I contacted Sophie, intrigued by the possibilty of taking part when I heard that she was arranging a Behind The Scars photshoot here in the UK and she invited me to a shoot taking place in London in August. Her email outlined the project in more detail and what to expect as a participant. Her reminder that subjects would not be edited or receive any editorial control gave me pause for thought.
What if I hated the photo or it revealed more than I was happy to give, not of riven flesh but of the vulnerability left behind? I had to seriously consider if I was emotionally robust enough to release an intimate portrait of my scarred body onto social media. I saw those Behind The Scar portraits as empowering, brave and beautiful but could I withstand trolling by those who were disgusted by my daring to be seen when I am neither beautiful nor perfect?
It took me a couple of days to reach a decision to take part in the project and we set up an appointment. Sadly, it transpired that the logistics and cost of getting me from deepest Dartmoor to edgy South East London was a step too far.

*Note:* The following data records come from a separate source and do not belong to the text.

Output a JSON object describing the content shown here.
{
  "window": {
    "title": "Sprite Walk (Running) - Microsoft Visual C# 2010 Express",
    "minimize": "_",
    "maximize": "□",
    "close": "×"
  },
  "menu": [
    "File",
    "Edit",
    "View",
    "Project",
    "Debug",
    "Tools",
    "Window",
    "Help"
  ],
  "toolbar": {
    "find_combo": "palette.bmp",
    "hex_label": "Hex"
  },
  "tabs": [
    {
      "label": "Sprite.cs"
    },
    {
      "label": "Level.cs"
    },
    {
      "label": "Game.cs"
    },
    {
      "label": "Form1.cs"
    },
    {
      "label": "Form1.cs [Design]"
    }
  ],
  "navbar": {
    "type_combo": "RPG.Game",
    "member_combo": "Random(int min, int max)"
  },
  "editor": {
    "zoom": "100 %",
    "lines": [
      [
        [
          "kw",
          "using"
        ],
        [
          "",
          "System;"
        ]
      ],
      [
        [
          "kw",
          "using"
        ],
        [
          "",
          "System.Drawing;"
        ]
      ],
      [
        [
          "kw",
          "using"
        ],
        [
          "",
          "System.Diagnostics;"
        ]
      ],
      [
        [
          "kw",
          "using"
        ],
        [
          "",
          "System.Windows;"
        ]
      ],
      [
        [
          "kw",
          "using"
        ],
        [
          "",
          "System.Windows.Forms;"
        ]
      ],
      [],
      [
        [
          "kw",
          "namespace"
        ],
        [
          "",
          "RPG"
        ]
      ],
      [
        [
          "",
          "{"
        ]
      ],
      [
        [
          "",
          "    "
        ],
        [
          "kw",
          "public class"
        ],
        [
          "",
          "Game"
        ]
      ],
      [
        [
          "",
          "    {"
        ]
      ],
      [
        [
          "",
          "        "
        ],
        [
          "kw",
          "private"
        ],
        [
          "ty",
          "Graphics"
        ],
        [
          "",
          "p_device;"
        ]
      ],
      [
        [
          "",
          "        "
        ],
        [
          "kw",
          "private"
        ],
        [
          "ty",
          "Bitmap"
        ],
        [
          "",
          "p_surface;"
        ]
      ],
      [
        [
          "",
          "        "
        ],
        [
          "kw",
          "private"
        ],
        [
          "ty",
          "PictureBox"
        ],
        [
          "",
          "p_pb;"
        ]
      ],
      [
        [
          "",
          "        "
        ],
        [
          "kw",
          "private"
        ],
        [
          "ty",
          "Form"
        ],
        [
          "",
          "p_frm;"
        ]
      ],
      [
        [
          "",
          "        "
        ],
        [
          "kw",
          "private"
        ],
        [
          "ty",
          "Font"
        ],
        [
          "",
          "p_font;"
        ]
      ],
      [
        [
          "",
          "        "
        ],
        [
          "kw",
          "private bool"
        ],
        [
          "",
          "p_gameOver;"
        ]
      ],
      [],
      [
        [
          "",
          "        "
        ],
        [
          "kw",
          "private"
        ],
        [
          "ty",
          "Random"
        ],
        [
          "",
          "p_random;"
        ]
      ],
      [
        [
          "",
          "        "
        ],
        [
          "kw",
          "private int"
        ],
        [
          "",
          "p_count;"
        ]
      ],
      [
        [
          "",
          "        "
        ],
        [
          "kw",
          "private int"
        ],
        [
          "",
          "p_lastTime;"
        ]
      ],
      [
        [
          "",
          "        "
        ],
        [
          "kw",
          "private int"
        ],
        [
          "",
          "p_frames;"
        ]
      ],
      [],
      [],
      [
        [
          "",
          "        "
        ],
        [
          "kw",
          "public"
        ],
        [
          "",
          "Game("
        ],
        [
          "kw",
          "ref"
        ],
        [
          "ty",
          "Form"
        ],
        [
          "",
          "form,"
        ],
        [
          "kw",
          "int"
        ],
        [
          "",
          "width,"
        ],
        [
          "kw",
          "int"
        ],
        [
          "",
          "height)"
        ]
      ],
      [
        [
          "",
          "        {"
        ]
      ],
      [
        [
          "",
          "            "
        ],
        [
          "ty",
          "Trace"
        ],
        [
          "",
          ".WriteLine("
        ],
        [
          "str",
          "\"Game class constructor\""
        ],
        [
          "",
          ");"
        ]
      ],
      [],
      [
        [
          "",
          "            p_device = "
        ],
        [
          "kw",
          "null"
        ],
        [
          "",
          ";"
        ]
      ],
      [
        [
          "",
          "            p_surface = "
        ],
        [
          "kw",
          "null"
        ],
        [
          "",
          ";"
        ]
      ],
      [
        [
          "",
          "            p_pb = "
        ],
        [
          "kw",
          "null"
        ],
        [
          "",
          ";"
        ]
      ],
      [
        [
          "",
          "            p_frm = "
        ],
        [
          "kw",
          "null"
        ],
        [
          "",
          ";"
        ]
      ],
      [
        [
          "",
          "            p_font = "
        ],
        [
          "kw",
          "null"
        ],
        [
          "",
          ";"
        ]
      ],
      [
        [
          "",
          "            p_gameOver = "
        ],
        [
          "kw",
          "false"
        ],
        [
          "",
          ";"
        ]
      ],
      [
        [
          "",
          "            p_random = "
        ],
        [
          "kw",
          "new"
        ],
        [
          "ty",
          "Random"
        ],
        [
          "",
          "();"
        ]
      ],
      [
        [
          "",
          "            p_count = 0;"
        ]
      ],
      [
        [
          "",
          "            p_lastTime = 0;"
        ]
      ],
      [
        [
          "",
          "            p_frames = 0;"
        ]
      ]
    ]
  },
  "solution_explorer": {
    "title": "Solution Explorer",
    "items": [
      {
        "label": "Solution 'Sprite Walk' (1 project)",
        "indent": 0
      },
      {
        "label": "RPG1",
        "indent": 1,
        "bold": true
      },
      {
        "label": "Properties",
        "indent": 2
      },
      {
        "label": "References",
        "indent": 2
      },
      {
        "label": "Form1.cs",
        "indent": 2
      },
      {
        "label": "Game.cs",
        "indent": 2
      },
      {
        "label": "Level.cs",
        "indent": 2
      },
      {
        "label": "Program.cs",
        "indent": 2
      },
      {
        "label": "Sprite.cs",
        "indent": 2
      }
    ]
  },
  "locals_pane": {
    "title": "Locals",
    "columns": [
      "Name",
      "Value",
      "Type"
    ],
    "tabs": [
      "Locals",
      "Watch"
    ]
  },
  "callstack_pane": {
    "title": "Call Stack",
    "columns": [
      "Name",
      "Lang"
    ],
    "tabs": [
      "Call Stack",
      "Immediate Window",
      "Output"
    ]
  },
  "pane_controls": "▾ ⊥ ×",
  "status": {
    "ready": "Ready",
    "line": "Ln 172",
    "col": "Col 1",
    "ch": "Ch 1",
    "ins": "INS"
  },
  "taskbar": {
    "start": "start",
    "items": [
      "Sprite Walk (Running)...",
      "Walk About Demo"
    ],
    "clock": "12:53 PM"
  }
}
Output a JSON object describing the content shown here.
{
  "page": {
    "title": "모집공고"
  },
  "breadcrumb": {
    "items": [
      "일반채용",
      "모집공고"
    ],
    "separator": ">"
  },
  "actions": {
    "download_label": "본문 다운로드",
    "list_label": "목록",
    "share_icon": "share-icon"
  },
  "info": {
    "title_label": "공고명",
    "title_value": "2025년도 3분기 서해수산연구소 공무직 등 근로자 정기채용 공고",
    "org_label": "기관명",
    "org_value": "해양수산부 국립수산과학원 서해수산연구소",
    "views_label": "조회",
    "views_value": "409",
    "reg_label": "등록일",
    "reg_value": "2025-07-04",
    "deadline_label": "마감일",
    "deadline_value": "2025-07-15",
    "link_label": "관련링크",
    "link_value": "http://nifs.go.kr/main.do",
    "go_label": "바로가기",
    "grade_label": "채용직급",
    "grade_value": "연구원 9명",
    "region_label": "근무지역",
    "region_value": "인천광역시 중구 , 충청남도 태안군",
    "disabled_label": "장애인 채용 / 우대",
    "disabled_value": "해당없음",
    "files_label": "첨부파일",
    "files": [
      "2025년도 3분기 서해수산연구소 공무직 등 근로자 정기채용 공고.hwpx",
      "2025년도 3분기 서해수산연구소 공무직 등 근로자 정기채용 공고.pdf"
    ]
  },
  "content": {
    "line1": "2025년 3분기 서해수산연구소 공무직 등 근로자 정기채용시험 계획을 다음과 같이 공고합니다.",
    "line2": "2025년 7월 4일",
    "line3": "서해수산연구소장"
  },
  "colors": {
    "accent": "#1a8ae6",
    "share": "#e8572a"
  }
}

I will continue to follow the Behind The Scars series with interest and who knows, another opportunity to participate may present itself in the future. In the meantime, my resolve steely, I offer my own portrait; unairbrushed, insecure, imperfect.